- **Task to complete**
Go through the entries below and collect each line with the string "JSON" in it.

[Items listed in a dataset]
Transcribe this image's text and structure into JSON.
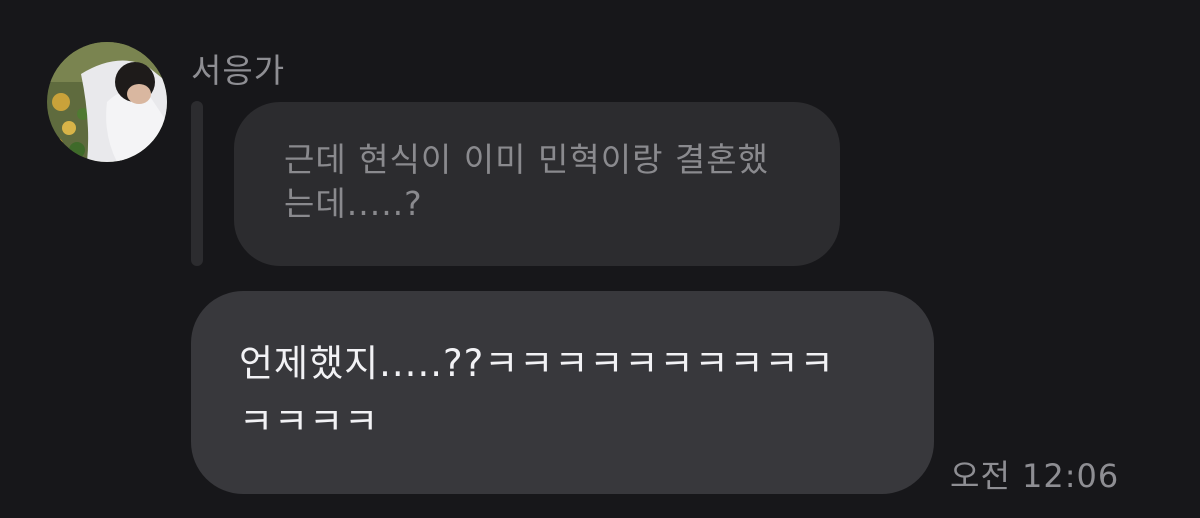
{
  "message_group": {
    "sender_name": "서응가",
    "avatar_icon": "profile-photo-avatar",
    "reply_preview": {
      "text": "근데 현식이 이미 민혁이랑 결혼했\n는데.....?"
    },
    "message": {
      "text": "언제했지.....??ㅋㅋㅋㅋㅋㅋㅋㅋㅋㅋ\nㅋㅋㅋㅋ",
      "timestamp": "오전 12:06"
    }
  },
  "colors": {
    "background": "#17171a",
    "quoted_bubble": "#2c2c2f",
    "message_bubble": "#38383c",
    "secondary_text": "#8e8e93",
    "primary_text": "#f2f2f5"
  }
}
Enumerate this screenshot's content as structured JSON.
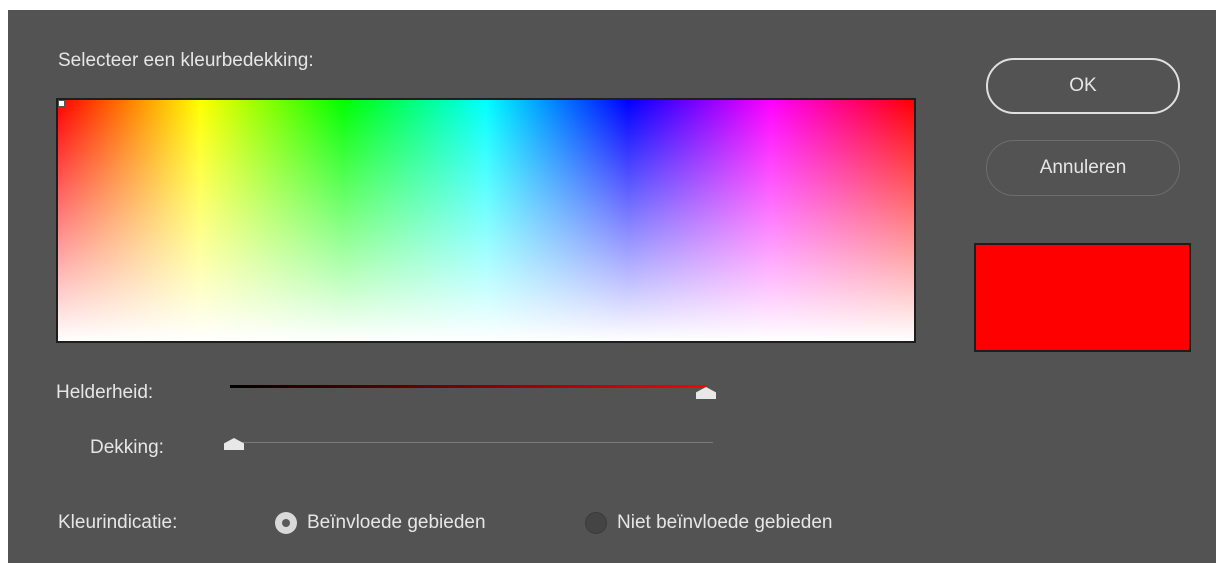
{
  "dialog": {
    "heading": "Selecteer een kleurbedekking:",
    "ok_label": "OK",
    "cancel_label": "Annuleren",
    "selected_color": "#ff0000"
  },
  "sliders": {
    "brightness": {
      "label": "Helderheid:",
      "value": 1.0,
      "gradient_end_color": "#ff0000"
    },
    "opacity": {
      "label": "Dekking:",
      "value": 0.0
    }
  },
  "indicator": {
    "label": "Kleurindicatie:",
    "options": [
      {
        "label": "Beïnvloede gebieden",
        "checked": true
      },
      {
        "label": "Niet beïnvloede gebieden",
        "checked": false
      }
    ]
  }
}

- **Output for this exercise**
Transcribe this image's text and structure into JSON.
Enumerate this screenshot's content as structured JSON.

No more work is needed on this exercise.